Straits ferry Apollo iced in for Day 5

Straits ferry Apollo iced in for Day 5

It's Day 5 of waiting for people stranded on both sides of the Strait of Belle Isle as ice pushed inshore by high winds keeps the ferry Apollo grounded in St. Barbe.

An icebreaker was sent to the area Thursday, but ferry crossings were cancelled again because of ice conditions.

"Mother nature will throw this stuff at you once in a while," Labrador Marine manager Dave Leyden told the Corner Brook Morning Show. 

"There has been no possibility of crossing at all this week. [Last] Friday was a hard crossing — we had two ice breakers with us and it still took 14 to 15 hours." 

The extreme ice pressure was caused when sustained northerly winds blew ice from Labrador into the Strait of Belle Isle. Westerly winds then compacted the ice into the shore at St. Barbe. 

Leyden said some passengers have chosen to leave their cars and fly to Labrador, while others have had no choice but to wait. 

"Those people are still in hotels. Once we are finally able to move we will make those people a priority."

Changing winds

Things began to look up overnight Wednesday as winds began to shift from the east, with gale force winds from the north east scheduled for Thursday, but Rebecca Acton-Bond, a spokesperson for the Department of Fisheries and Oceans, said the weather still poses challenges.  

"It's a perfect storm of bad weather and pressure for the Apollo. We're really at the mercy of Mother Nature until she shifts the wind direction the other way. Because the wind has been blowing from the west for so long, it's going to take a while to relieve that pressure."

Dave Leyden said Labrador Marine is staying on top of the situation.

"We've got an ice breaker on the way up there. They are going to be there mid-morning and they will assess the situation, but we have to make sure it's safe to get the vessel off the dock," said Leyden on Thursday morning.

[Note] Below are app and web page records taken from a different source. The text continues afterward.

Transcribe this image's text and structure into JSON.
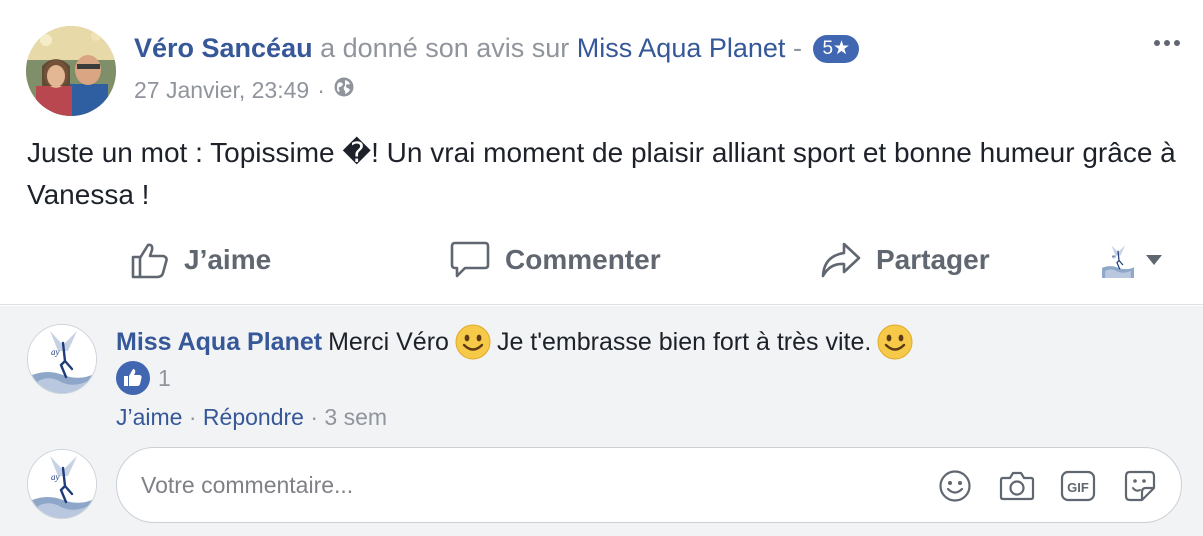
{
  "post": {
    "author": "Véro Sancéau",
    "verb": "a donné son avis sur",
    "page": "Miss Aqua Planet",
    "dash": "-",
    "rating": "5★",
    "timestamp": "27 Janvier, 23:49",
    "meta_sep": "·",
    "privacy_icon": "globe-icon",
    "text": "Juste un mot : Topissime �! Un vrai moment de plaisir alliant sport et bonne humeur grâce à Vanessa !"
  },
  "actions": {
    "like": "J’aime",
    "comment": "Commenter",
    "share": "Partager"
  },
  "comment": {
    "author": "Miss Aqua Planet",
    "text_1": "Merci Véro",
    "text_2": "Je t'embrasse bien fort à très vite.",
    "like_count": "1",
    "like_label": "J’aime",
    "sep": "·",
    "reply_label": "Répondre",
    "time": "3 sem"
  },
  "composer": {
    "placeholder": "Votre commentaire..."
  },
  "colors": {
    "link": "#365899",
    "muted": "#90949c",
    "action": "#606770",
    "accent": "#4267b2",
    "comments_bg": "#f2f3f5"
  }
}
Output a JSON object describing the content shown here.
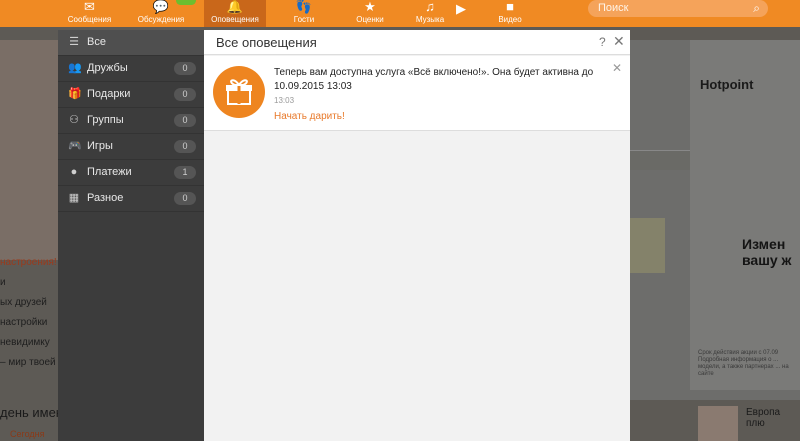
{
  "nav": {
    "items": [
      {
        "label": "Сообщения",
        "icon": "envelope-icon"
      },
      {
        "label": "Обсуждения",
        "icon": "chat-icon"
      },
      {
        "label": "Оповещения",
        "icon": "bell-icon"
      },
      {
        "label": "Гости",
        "icon": "footprints-icon"
      },
      {
        "label": "Оценки",
        "icon": "rating-icon"
      },
      {
        "label": "Музыка",
        "icon": "music-icon"
      },
      {
        "label": "Видео",
        "icon": "video-icon"
      }
    ],
    "search_placeholder": "Поиск"
  },
  "background": {
    "left_lines": [
      "настроения!",
      "и",
      "ых друзей",
      "настройки",
      "невидимку",
      "– мир твоей м"
    ],
    "bottom_text": "день имен",
    "bottom_link": "Сегодня",
    "ad_brand": "Hotpoint",
    "ad_headline": "Измен вашу ж",
    "ad_fine_print": "Срок действия акции с 07.09 Подробная информация о ... модели, а также партнерах ... на сайте",
    "right_news_title": "Европа плю"
  },
  "categories": [
    {
      "label": "Все",
      "icon": "list-icon",
      "count": ""
    },
    {
      "label": "Дружбы",
      "icon": "friends-icon",
      "count": "0"
    },
    {
      "label": "Подарки",
      "icon": "gift-icon",
      "count": "0"
    },
    {
      "label": "Группы",
      "icon": "groups-icon",
      "count": "0"
    },
    {
      "label": "Игры",
      "icon": "gamepad-icon",
      "count": "0"
    },
    {
      "label": "Платежи",
      "icon": "coin-icon",
      "count": "1"
    },
    {
      "label": "Разное",
      "icon": "misc-icon",
      "count": "0"
    }
  ],
  "notifications": {
    "title": "Все оповещения",
    "help": "?",
    "close": "✕",
    "items": [
      {
        "icon": "gift-icon",
        "text": "Теперь вам доступна услуга «Всё включено!». Она будет активна до 10.09.2015 13:03",
        "time": "13:03",
        "action": "Начать дарить!",
        "close": "✕"
      }
    ]
  },
  "colors": {
    "brand_orange": "#f08a23",
    "active_tab": "#c9671a",
    "link_orange": "#e8792a"
  }
}
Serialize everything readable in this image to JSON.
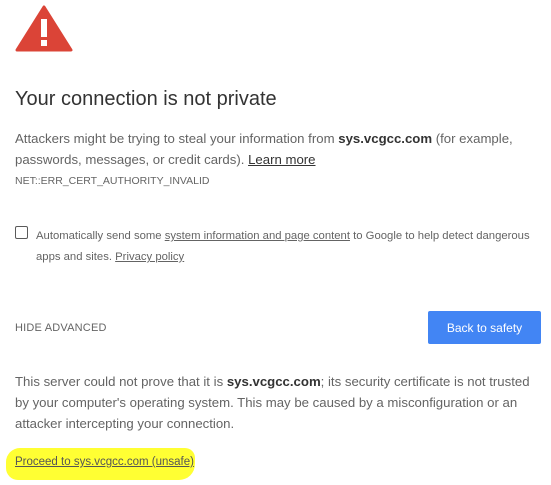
{
  "icon": "warning-triangle-icon",
  "colors": {
    "warning_red": "#db4437",
    "button_blue": "#4285f4",
    "highlight_yellow": "#ffff33"
  },
  "title": "Your connection is not private",
  "main_message": {
    "before": "Attackers might be trying to steal your information from ",
    "domain": "sys.vcgcc.com",
    "after": " (for example, passwords, messages, or credit cards). ",
    "learn_more": "Learn more"
  },
  "error_code": "NET::ERR_CERT_AUTHORITY_INVALID",
  "opt_in": {
    "before": "Automatically send some ",
    "link": "system information and page content",
    "after": " to Google to help detect dangerous apps and sites. ",
    "privacy_link": "Privacy policy",
    "checked": false
  },
  "hide_advanced": "HIDE ADVANCED",
  "back_button": "Back to safety",
  "details": {
    "before": "This server could not prove that it is ",
    "domain": "sys.vcgcc.com",
    "after": "; its security certificate is not trusted by your computer's operating system. This may be caused by a misconfiguration or an attacker intercepting your connection."
  },
  "proceed_link": "Proceed to sys.vcgcc.com (unsafe)"
}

"As soon as we're able to go we'll be moving right away. People need to keep an eye on the updates, because the situation can change."

Travellers are encouraged to visit labradormarine.com for the latest information.